Emerald Lake Trail © Parks Canada
On the western slopes of the Great Divide, Yoho National Park brings Canada’s alpine majesty within reach of casual visitors and seasoned backpackers alike. Unplug and spend time with family at one of four campgrounds, challenge yourself with an all day hike to a half-billion-year-old fossil bed, or immerse yourself in Canadian history by travelling through the mountain pass that linked the West to the rest of Canada.
Summer and Fall
Winter and Spring
Guided Hikes to the Burgess Shale Fossil Beds
Exercise body and mind alike with a guided all-day hike to one of the world’s most significant fossil discoveries. Knowledgeable guides will fill you in on 505 million years of earth's history as you traverse spectacular mountain geography.
Yoho is a hiker’s paradise, with more than 400 km of trails, ranging from easy self-guided interpretive trails to difficult all-day guided hikes to the Burgess Shale fossil beds.
Grab a friend, go for a walk then relax and snap a selfie on one of Yoho’s Red Chairs. While some chairs are easy to find, others require more of an adventure. Each location offers views of exquisite views of nearby mountains, rivers or lakes.
Summer and Autumn
Awake to the sound of waterfalls and the smell of alpine air. Yoho is home to some of the finest hiking and backpacking in the Rockies. Bring your road bike for the side roads or see the world’s most significant fossils on a guided hike to the famous Burgess Shale.
Consult the Field, British Columbia Travel Guide for information about dining, accommodation and equipment rentals. Private licensed guides are available through the Interpretive Guides Association or the Association of Canadian Mountain Guides.
Winter and Spring
Glide among the snow-laden boughs and breathe cool, crisp winter air. Snowshoe on a frozen lake under watchful peaks and end the day sipping hot chocolate after an exceptional meal. Only thirty minutes from Lake Louise, Yoho National Park is magical in the winter.
Avalanche Safety: From November through June, please avoid the avalanche slide path clearly marked on the left bank of Emerald Lake.

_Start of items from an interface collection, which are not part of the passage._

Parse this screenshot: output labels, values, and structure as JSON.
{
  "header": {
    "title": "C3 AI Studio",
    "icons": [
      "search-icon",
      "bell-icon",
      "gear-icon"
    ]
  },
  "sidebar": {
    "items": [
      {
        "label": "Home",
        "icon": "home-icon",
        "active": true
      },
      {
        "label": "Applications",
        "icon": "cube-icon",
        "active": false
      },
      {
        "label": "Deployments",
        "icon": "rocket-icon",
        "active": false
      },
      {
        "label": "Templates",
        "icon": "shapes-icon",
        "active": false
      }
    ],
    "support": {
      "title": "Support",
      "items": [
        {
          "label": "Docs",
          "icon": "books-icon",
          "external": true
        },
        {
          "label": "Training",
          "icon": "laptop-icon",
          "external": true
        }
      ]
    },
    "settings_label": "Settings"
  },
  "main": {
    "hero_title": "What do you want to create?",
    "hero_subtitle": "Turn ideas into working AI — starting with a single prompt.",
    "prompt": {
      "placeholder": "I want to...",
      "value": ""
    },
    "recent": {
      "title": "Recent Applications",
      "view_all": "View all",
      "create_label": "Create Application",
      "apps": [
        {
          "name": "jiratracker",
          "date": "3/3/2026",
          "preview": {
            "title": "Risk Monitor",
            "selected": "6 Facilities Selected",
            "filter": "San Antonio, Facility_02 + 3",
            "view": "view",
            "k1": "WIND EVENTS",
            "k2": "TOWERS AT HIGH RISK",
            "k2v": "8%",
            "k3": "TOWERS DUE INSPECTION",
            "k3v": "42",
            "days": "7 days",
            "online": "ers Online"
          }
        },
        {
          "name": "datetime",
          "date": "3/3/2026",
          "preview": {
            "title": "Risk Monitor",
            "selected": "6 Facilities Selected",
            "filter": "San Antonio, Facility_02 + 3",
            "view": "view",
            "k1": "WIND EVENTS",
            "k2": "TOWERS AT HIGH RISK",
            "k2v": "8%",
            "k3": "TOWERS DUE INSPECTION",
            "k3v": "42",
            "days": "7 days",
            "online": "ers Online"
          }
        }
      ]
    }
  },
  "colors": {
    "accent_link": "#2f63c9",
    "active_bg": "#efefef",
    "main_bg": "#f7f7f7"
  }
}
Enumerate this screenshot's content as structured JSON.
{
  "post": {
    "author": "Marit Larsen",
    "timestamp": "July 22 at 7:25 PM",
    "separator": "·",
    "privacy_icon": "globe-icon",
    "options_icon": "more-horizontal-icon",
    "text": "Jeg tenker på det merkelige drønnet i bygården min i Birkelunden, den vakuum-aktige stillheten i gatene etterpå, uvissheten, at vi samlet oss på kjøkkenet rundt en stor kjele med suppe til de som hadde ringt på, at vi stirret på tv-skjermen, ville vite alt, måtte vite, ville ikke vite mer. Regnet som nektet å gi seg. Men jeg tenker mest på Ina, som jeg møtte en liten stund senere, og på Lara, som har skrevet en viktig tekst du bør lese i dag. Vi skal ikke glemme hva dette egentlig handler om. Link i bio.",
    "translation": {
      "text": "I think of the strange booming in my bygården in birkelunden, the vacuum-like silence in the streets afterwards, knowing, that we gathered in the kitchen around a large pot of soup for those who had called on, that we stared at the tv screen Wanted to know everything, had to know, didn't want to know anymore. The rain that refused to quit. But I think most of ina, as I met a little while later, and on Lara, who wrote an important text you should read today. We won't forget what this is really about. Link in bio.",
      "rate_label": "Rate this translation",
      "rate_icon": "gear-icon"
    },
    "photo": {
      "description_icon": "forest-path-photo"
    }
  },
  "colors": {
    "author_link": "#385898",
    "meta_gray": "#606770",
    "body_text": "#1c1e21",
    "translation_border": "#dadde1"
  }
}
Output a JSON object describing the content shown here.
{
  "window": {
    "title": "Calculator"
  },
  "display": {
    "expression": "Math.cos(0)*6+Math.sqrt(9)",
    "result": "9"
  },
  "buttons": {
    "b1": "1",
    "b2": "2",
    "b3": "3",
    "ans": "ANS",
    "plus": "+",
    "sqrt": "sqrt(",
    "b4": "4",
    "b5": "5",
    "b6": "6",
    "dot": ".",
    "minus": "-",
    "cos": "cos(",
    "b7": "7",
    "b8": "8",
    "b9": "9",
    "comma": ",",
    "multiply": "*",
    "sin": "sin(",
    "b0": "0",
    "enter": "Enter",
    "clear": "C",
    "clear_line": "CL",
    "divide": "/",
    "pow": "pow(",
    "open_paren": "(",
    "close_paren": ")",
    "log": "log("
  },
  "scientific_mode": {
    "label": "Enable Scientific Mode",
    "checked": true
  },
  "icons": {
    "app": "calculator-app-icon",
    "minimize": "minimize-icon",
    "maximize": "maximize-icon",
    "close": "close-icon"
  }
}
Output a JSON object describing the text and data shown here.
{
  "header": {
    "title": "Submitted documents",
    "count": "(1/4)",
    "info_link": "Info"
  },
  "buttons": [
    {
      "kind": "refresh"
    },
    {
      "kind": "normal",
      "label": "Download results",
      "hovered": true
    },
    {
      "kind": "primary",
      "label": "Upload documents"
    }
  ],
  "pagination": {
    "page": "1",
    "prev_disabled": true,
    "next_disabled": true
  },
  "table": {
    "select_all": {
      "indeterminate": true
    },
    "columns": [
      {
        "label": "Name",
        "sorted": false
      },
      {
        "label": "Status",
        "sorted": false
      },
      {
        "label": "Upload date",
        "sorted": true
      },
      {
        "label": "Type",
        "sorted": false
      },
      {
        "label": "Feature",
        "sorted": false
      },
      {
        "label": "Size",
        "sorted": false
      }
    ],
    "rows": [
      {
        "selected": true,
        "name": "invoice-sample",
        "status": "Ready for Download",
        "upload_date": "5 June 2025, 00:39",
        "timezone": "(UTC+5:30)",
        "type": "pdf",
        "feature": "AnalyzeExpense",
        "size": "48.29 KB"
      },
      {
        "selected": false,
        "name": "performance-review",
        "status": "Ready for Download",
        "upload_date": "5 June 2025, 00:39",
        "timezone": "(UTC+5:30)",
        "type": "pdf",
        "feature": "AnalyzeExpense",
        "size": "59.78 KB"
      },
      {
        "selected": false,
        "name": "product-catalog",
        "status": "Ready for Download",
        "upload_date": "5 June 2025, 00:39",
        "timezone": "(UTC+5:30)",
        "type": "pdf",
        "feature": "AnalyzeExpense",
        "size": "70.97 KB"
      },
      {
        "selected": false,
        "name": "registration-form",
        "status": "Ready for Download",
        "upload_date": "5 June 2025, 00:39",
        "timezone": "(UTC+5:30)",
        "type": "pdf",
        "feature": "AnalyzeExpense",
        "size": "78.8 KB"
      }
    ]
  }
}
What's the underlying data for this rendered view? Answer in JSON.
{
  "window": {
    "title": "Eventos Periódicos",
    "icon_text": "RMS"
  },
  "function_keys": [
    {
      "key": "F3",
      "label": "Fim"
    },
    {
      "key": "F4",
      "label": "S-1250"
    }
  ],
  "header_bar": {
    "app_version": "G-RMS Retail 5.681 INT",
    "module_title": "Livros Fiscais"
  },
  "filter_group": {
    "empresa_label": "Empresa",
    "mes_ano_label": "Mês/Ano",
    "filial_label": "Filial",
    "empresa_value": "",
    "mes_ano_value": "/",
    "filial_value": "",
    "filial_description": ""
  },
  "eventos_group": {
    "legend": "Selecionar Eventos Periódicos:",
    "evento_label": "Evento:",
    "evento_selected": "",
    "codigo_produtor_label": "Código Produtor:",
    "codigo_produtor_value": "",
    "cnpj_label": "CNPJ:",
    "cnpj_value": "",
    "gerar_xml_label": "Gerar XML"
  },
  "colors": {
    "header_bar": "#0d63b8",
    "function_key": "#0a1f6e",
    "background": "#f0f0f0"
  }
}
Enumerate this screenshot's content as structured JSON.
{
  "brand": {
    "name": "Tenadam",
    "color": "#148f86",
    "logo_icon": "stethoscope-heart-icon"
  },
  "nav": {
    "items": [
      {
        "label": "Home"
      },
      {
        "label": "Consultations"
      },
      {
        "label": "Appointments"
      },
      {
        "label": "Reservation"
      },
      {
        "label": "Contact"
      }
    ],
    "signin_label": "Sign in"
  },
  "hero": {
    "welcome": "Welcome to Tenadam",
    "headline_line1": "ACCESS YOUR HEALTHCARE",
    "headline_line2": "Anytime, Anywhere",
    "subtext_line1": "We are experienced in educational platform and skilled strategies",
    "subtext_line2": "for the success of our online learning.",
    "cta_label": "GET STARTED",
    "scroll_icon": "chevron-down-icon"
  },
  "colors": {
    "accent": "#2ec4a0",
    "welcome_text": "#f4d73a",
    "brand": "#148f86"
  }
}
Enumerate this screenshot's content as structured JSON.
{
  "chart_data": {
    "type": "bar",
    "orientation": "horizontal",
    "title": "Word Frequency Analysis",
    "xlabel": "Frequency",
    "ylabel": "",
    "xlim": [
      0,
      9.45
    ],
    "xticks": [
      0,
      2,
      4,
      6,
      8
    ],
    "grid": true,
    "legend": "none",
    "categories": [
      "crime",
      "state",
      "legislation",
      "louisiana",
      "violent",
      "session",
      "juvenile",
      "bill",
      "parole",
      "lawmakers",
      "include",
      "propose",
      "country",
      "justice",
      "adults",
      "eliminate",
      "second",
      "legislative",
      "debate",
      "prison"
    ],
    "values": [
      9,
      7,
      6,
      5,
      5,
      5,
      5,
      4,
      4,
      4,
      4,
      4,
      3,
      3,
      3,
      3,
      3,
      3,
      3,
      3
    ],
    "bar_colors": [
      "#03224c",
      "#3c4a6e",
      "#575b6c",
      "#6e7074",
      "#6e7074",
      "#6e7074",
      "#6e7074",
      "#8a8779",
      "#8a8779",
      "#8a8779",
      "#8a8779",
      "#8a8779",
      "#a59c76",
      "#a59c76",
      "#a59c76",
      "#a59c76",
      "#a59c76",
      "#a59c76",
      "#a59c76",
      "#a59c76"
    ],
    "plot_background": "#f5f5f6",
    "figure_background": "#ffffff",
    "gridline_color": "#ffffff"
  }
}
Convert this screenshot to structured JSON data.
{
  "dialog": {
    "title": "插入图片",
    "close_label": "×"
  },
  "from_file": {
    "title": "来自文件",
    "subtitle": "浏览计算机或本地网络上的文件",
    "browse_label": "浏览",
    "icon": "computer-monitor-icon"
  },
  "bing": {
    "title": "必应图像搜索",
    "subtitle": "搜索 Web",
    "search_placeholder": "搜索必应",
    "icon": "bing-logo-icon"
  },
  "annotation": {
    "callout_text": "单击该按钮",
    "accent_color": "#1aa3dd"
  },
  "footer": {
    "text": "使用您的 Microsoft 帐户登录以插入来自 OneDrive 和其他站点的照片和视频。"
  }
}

Do not walk, ski or snowshoe on or below this slide path.
In Canada, national parks enjoy special protections that may differ from other protected places. Please know “what not to do” in a national park:
- Feeding or approaching wildlife, and littering
- Collecting natural objects (e.g. wildflowers, rocks, mushrooms, berries) or cultural objects (e.g. arrowheads)
- Using drones (i.e. unmanned aerial vehicles) without a permit
- Hunting or using weapons (e.g. firearms, pellet or BB guns, airsoft, paintball, archery, slingshots)
- Transporting loaded or unsecured firearms (see firearms transport regulations).
- Snowmobiling and ice fishing
- Motorized boats, personal watercraft, water skiing
- Motorized off-road travelling
- Paragliding, parachuting and hang-gliding